Satellite picture of Normans Bay Camping and Caravanning Club site. The red circle shows where our van is parked.
Locals use Normans Bay to kite and wind surf.
Following on from September’s Storm Aileen, where she ripped through and devastated our attaching awning corridor, the wind does bring us some drama. October was not an exception as ex-hurricane Opheilia and Storm Brian both paid us a visit here on the south east coast. As the weather changes it was interesting to note how the coastal preparations kicked into action. On a personal note, our own preparations now mean the inside of our ‘kitchen diner’ looks more like a strange scaffolding project with several ‘storm bars’ supporting the inside metal frame of the awning. Whereas outside on the beach, Environment Agency workers redistribute the beach shingle with heavy machinery to create a natural sea defence. This programme seems to be long term with bulldozers working most days for some weeks now, in fact on the days running up to Storm Brian the machines were out in force from 3am, a time which coincided with low tide and no doubt a hefty overtime bill!
High tide during Storm Brian, 21st October. A safe bet would be to live in the Napoleon Martello tower in the background.
Bulldozers working at Normans Bay. It was good to see equipment from my ex-employer being used!
The end result is a natural sea defence protecting the houses that line Coast Road. These houses are unique as their back garden is the beach and they actually own the beach land at the back of their houses down to the high tide sea line.
Even after all this bad weather though the sea temperature still remains warmish, circa 14 -16 degrees, and I still manage to go in on most days (as of blog date, the last time I went in was 20th Oct). Sharon also managed to go in as late as the first week in October. Slightly worrying though are the increased number of fisherman angling off the Bay, meaning there is a raft of sea life swimming around…….. One person whilst visiting the camp site reception said they had caught a conger eel whilst local news reports that the poisonous Portuguese Man o’ War, jelly fish like creatures, have been spotted on the nearby coast line, all in all making my dip not as relaxing as I had hoped.
Me relaxing in the sea in October! High tide at Normans Bay
More recently though I have been reminded that I am not the only one in the sea….A dead porpoise washed up earlier in the month and it was over a metre long.
Being so close to the sea has reminded me a little about the power of nature and that we really should be looking after it more.
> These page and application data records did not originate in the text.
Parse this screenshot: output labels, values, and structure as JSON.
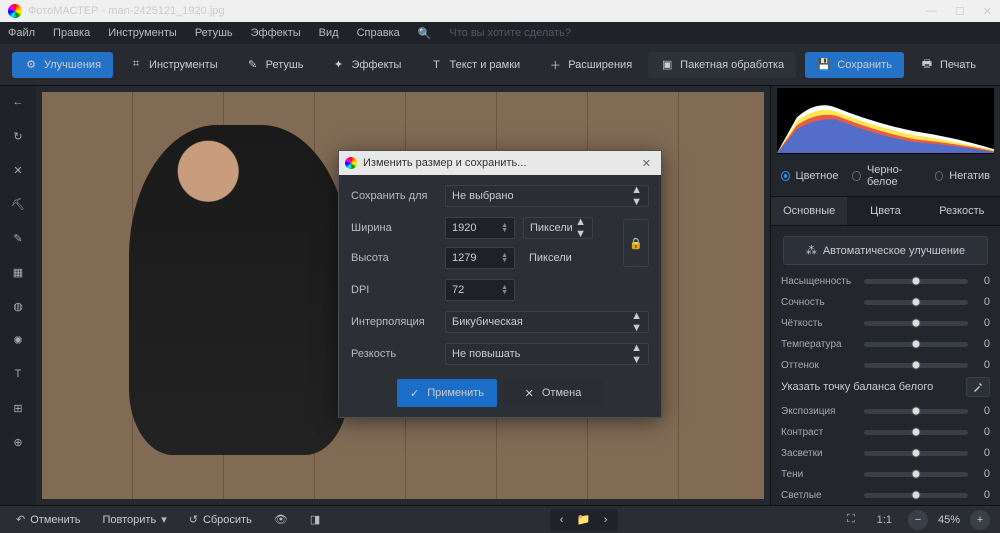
{
  "titlebar": {
    "app": "ФотоМАСТЕР",
    "file": "man-2425121_1920.jpg",
    "separator": " - "
  },
  "menubar": {
    "items": [
      "Файл",
      "Правка",
      "Инструменты",
      "Ретушь",
      "Эффекты",
      "Вид",
      "Справка"
    ],
    "search_placeholder": "Что вы хотите сделать?"
  },
  "toolbar": {
    "items": [
      {
        "label": "Улучшения",
        "icon": "sliders-icon",
        "active": true
      },
      {
        "label": "Инструменты",
        "icon": "crop-icon"
      },
      {
        "label": "Ретушь",
        "icon": "brush-icon"
      },
      {
        "label": "Эффекты",
        "icon": "sparkle-icon"
      },
      {
        "label": "Текст и рамки",
        "icon": "text-icon"
      },
      {
        "label": "Расширения",
        "icon": "plus-icon"
      },
      {
        "label": "Пакетная обработка",
        "icon": "batch-icon"
      }
    ],
    "save": "Сохранить",
    "print": "Печать"
  },
  "bottombar": {
    "undo": "Отменить",
    "redo": "Повторить",
    "reset": "Сбросить",
    "zoom": "45%",
    "ratio": "1:1"
  },
  "right": {
    "color_modes": {
      "color": "Цветное",
      "bw": "Черно-белое",
      "neg": "Негатив"
    },
    "tabs": {
      "basic": "Основные",
      "colors": "Цвета",
      "sharp": "Резкость"
    },
    "auto": "Автоматическое улучшение",
    "sliders": [
      {
        "label": "Насыщенность",
        "val": "0",
        "grad": "rainbow"
      },
      {
        "label": "Сочность",
        "val": "0",
        "grad": "rainbow"
      },
      {
        "label": "Чёткость",
        "val": "0",
        "grad": "plain"
      },
      {
        "label": "Температура",
        "val": "0",
        "grad": "tempgrad"
      },
      {
        "label": "Оттенок",
        "val": "0",
        "grad": "tintgrad"
      }
    ],
    "wb": "Указать точку баланса белого",
    "sliders2": [
      {
        "label": "Экспозиция",
        "val": "0"
      },
      {
        "label": "Контраст",
        "val": "0"
      },
      {
        "label": "Засветки",
        "val": "0"
      },
      {
        "label": "Тени",
        "val": "0"
      },
      {
        "label": "Светлые",
        "val": "0"
      }
    ]
  },
  "dialog": {
    "title": "Изменить размер и сохранить...",
    "save_for": {
      "label": "Сохранить для",
      "value": "Не выбрано"
    },
    "width": {
      "label": "Ширина",
      "value": "1920",
      "unit": "Пиксели"
    },
    "height": {
      "label": "Высота",
      "value": "1279",
      "unit": "Пиксели"
    },
    "dpi": {
      "label": "DPI",
      "value": "72"
    },
    "interp": {
      "label": "Интерполяция",
      "value": "Бикубическая"
    },
    "sharp": {
      "label": "Резкость",
      "value": "Не повышать"
    },
    "apply": "Применить",
    "cancel": "Отмена"
  }
}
Without going into some eco-warrior fanatical rant I am letting my actions do the talking……after Storm Brian I did a beach clean collecting predominately plastic containers that had been washed up. The product of my collection could easily then point me to other favourite topics of mine……..(littering, consumerism, responsible retailing, environmental education, recycling………….) but I will spare you and myself.
Save the Sea!